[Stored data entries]
Segment Open

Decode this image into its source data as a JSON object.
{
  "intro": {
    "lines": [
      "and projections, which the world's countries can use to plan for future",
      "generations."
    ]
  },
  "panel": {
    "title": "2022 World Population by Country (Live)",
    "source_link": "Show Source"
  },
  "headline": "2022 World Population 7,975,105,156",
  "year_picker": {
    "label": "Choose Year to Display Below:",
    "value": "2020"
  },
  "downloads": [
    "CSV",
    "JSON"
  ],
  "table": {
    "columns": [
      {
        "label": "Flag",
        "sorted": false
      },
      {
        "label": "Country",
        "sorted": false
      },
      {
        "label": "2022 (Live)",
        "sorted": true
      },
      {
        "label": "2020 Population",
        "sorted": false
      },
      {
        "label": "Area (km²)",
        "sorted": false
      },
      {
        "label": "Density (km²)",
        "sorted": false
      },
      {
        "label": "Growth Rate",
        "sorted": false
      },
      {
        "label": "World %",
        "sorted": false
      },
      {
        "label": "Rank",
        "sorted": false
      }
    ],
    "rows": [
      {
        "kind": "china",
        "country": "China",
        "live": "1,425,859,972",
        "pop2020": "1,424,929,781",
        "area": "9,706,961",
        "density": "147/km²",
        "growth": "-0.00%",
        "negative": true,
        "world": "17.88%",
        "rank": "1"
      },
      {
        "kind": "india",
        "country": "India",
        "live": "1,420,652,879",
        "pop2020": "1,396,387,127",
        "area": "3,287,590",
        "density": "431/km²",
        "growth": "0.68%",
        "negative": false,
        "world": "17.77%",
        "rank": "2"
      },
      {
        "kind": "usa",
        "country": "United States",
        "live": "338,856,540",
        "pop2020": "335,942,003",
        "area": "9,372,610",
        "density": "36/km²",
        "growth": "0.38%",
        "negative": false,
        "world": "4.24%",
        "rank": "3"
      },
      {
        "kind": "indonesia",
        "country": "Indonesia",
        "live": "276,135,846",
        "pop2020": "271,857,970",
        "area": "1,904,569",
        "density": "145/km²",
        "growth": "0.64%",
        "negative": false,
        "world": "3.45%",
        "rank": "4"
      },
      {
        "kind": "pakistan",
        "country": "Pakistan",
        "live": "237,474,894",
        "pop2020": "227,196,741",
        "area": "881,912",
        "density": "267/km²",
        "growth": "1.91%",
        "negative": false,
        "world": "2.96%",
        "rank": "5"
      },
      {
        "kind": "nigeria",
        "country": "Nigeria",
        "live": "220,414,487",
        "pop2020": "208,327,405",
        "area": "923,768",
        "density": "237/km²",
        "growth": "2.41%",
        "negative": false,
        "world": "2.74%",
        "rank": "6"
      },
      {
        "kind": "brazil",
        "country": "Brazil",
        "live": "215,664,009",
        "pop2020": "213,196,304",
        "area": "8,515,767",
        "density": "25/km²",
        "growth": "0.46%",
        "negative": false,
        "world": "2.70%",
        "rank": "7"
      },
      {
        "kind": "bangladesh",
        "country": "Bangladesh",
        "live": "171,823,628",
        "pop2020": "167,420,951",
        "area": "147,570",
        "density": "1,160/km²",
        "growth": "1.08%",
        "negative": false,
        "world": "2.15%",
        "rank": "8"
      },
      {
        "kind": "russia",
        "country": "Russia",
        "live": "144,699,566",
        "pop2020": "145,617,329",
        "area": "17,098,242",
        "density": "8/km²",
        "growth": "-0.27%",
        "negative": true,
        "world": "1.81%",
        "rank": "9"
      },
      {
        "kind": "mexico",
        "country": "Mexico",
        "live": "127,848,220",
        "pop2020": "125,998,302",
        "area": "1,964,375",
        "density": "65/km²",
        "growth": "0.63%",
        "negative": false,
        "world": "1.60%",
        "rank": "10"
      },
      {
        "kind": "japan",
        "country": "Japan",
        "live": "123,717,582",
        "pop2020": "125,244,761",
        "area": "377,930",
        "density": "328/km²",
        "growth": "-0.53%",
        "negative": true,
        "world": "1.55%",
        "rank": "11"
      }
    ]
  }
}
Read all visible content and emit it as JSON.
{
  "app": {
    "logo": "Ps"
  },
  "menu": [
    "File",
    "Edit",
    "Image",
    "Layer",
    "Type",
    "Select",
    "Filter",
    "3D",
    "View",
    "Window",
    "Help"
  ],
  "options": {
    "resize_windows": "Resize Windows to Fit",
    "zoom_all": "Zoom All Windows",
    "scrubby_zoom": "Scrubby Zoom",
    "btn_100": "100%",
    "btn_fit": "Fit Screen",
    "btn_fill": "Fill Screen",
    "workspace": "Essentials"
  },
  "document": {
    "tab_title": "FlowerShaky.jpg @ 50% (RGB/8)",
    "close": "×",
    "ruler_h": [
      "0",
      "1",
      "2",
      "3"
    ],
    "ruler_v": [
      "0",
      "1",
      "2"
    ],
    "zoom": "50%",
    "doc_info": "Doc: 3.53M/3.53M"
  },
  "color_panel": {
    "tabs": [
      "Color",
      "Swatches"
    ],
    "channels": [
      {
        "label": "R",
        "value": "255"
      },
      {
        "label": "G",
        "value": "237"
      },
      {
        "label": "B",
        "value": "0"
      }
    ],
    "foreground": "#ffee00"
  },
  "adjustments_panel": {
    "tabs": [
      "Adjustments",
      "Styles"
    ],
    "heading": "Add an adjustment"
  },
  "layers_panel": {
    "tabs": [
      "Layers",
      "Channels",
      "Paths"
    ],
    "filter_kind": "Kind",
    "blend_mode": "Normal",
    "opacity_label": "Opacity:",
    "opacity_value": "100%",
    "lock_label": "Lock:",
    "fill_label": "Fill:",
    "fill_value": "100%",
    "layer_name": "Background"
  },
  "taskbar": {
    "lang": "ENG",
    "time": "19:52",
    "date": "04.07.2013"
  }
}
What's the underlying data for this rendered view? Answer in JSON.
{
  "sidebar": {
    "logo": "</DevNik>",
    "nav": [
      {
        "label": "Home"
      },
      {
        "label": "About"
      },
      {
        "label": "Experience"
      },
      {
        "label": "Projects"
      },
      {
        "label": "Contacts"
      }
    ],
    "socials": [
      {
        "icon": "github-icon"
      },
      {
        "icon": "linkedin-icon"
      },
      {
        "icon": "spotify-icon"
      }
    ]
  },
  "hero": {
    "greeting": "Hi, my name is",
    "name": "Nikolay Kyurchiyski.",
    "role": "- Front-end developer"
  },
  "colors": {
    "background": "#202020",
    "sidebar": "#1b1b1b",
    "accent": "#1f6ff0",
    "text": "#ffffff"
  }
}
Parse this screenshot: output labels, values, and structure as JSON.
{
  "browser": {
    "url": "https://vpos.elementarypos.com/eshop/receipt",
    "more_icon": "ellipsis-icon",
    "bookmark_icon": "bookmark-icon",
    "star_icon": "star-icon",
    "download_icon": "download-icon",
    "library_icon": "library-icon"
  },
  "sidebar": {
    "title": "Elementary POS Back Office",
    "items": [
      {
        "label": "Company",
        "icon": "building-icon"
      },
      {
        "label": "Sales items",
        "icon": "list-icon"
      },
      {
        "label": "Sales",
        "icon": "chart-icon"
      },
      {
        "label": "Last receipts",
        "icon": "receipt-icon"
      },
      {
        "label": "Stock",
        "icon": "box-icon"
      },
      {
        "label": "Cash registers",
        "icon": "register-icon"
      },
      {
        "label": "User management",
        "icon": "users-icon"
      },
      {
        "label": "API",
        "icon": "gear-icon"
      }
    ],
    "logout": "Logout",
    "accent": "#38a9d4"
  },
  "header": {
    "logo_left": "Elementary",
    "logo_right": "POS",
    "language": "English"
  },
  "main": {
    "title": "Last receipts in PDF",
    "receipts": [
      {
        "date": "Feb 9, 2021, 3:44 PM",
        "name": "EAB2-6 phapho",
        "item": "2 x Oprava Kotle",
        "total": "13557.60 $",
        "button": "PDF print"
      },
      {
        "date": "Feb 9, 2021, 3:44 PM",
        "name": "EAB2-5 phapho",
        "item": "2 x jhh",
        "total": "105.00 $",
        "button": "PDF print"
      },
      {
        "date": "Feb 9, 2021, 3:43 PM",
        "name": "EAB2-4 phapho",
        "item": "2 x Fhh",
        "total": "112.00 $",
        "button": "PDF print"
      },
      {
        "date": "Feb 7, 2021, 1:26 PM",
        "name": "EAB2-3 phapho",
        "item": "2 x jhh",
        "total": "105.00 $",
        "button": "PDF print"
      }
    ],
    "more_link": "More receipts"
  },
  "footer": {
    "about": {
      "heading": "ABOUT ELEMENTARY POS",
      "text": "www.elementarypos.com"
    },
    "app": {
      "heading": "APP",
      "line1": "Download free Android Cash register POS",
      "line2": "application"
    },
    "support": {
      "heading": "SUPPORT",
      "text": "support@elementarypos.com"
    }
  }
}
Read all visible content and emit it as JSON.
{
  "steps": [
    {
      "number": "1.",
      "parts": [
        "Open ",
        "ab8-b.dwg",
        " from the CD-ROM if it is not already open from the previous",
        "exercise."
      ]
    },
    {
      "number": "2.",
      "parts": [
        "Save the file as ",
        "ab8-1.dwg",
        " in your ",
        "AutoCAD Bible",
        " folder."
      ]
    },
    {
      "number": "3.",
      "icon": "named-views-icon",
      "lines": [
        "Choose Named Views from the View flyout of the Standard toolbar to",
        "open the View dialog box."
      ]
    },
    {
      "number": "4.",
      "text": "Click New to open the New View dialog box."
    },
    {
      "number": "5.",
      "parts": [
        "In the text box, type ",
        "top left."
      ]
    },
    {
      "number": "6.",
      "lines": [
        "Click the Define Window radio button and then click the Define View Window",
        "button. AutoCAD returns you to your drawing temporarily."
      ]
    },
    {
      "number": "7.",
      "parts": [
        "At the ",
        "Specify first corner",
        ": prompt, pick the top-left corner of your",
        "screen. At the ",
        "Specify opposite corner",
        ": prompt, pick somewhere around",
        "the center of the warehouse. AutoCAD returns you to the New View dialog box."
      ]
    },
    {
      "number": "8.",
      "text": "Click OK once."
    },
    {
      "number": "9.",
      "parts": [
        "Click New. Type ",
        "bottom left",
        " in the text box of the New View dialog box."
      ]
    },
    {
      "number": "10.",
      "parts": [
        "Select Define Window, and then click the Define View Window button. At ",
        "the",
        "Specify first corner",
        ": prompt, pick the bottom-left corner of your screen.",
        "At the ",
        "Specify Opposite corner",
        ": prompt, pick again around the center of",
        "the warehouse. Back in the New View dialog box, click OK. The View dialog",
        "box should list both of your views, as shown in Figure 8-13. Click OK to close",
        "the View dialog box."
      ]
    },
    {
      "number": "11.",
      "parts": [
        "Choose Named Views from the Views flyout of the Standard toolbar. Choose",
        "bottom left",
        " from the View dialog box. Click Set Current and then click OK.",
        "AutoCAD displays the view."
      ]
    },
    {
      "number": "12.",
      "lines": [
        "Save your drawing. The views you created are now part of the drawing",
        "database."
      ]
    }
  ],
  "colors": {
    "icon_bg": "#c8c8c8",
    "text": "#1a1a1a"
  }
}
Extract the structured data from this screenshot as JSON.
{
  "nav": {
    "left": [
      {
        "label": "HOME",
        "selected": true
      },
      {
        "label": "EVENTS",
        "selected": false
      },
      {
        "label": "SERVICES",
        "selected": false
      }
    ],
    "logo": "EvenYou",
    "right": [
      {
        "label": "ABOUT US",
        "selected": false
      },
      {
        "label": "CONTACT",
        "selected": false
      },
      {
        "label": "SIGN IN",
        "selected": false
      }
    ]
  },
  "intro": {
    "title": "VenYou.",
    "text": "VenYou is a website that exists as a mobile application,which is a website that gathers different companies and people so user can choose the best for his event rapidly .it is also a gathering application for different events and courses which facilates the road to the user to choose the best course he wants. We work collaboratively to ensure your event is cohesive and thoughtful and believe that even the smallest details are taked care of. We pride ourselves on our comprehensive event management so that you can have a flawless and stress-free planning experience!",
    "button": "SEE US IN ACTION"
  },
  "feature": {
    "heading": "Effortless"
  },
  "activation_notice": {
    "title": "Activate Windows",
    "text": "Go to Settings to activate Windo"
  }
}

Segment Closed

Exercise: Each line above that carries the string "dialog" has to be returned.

Result for this exercise:
        "open the View dialog box."
      "text": "Click New to open the New View dialog box."
        "the center of the warehouse. AutoCAD returns you to the New View dialog box."
        " in the text box of the New View dialog box."
        "the warehouse. Back in the New View dialog box, click OK. The View dialog",
        "the View dialog box."
        " from the View dialog box. Click Set Current and then click OK.",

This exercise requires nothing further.